Tawanna Dillahunt is an Associate Professor at the University of Michigan’s School of Information (UMSI) and holds a courtesy appointment with the Electrical Engineering and Computer Science (EECS) department. Before starting as an Assistant Professor, she was a Presidential Postdoctoral Fellow in UMSI from January 2013 – July 2014. She also leads the Social Innovations Group at UMSI and her research interests are in the areas of human-computer interaction, ubiquitous computing, and social computing. She is primarily interested in identifying needs and opportunities to further explore how theories from the social sciences can be used to design technologies that have a positive impact on group and individual behavior. With the narrowing of the digital divide, the ubiquity of smart devices and mobile hotspots in common places in the U.S. (e.g., libraries, community centers, and even McDonald’s) she sees an urgent need to explore the use of these technologies for those that stand the most to gain from these resources. Therefore, she designs, builds, enhances and deploys innovative technologies that solve real-world problems, particularly in underserved communities.

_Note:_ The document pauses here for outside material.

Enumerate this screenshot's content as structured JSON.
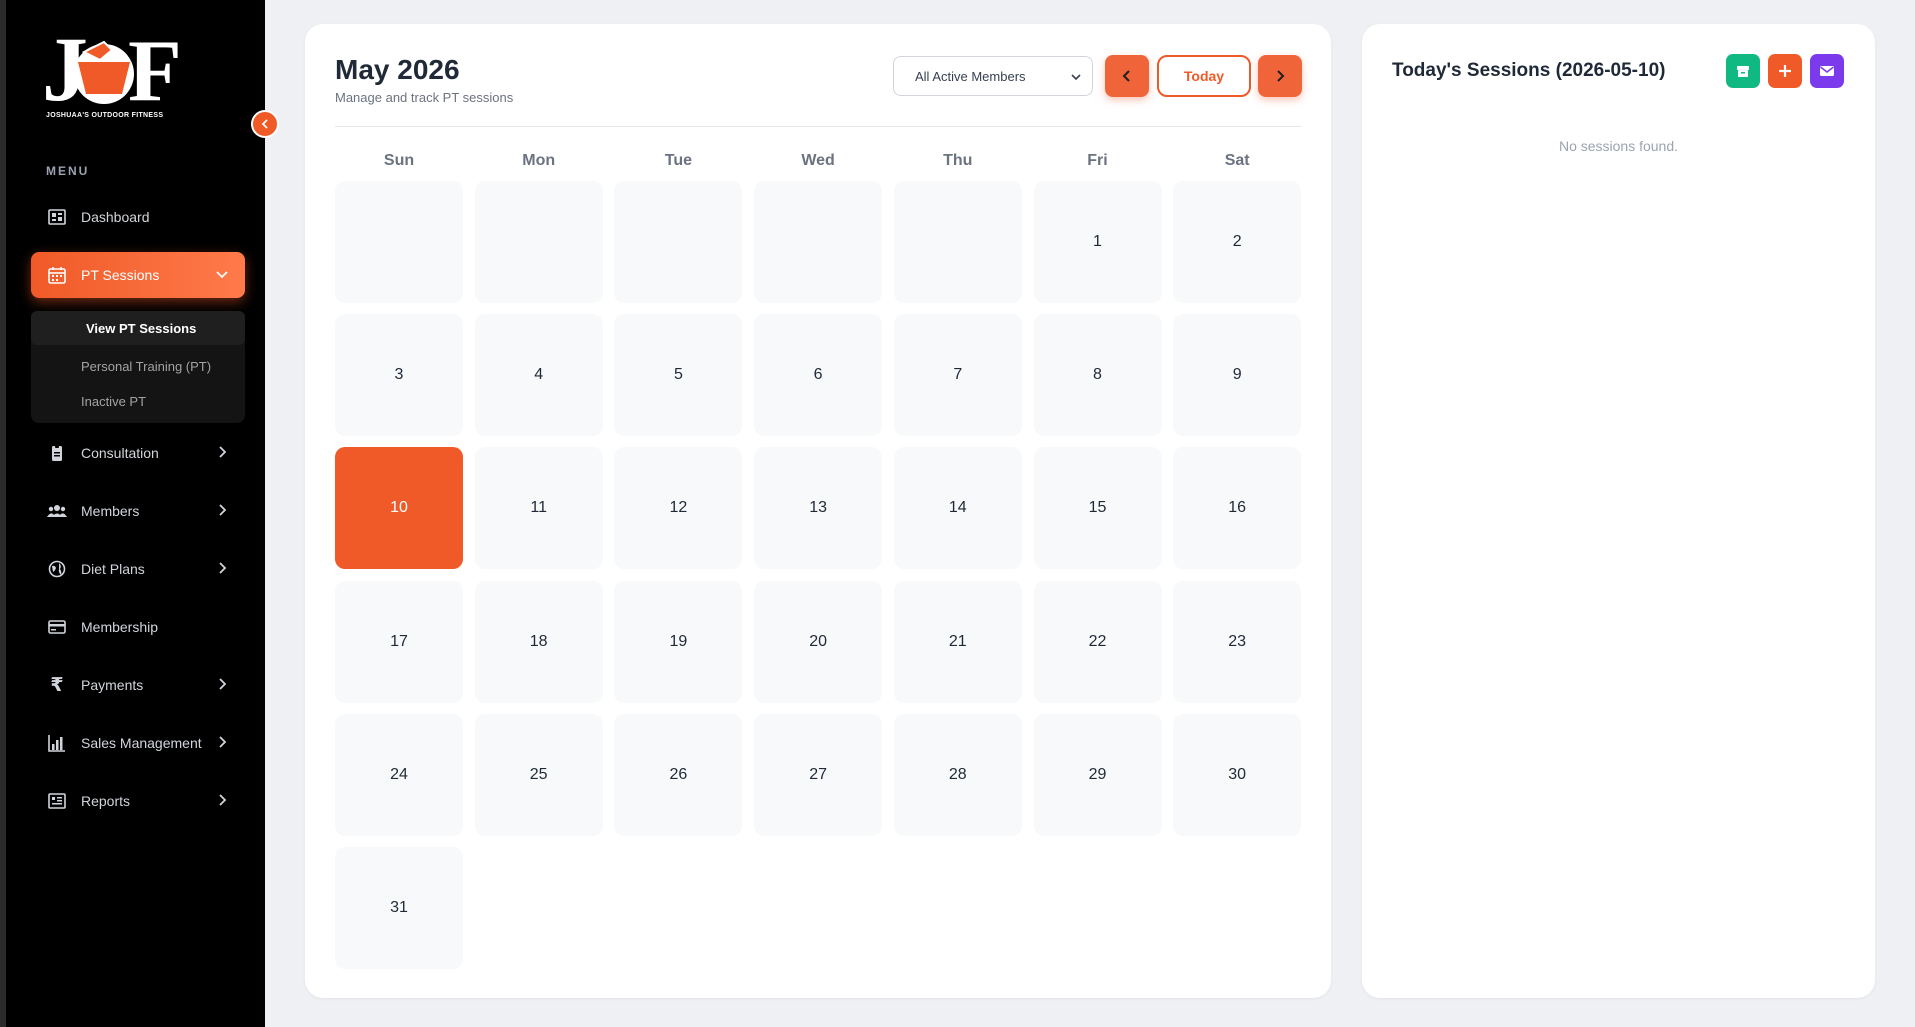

Tawanna holds a M.S. and Ph.D. in Human-Computer Interaction from Carnegie Mellon University, a M.S. in Computer Science from the Oregon Graduate Institute School of Science and Engineering (now a part of the Oregon Health and Science University in Portland, OR), and a B.S. in Computer Engineering from North Carolina State University. She was also a software engineer at Intel Corporation for several years
Jennifer Mankoff, Gillian R. Hayes, Devva Kasnitz:
Disability studies as a source of critical inquiry for the field of assistive technology. ASSETS 2010: 3-10
Disability studies and assistive technology are two related fields
that have long shared common goals–understanding the
experience of disability and identifying and addressing relevant
issues. Despite these common goals, there are some important
differences in what professionals in these fields consider
problems, perhaps related to the lack of connection between the
fields. To help bridge this gap, we review some of the key
literature in disability studies. We present case studies of two
research projects in assistive technology and discuss how the
field of disability studies influenced that work, led us to identify
new or different problems relevant to the field of assistive
technology, and helped us to think in new ways about the
research process and its impact on the experiences of individuals
who live with disability. We also discuss how the field of
disability studies has influenced our teaching and highlight
some of the key publications and publication venues from which
our community may want to draw more deeply in the future.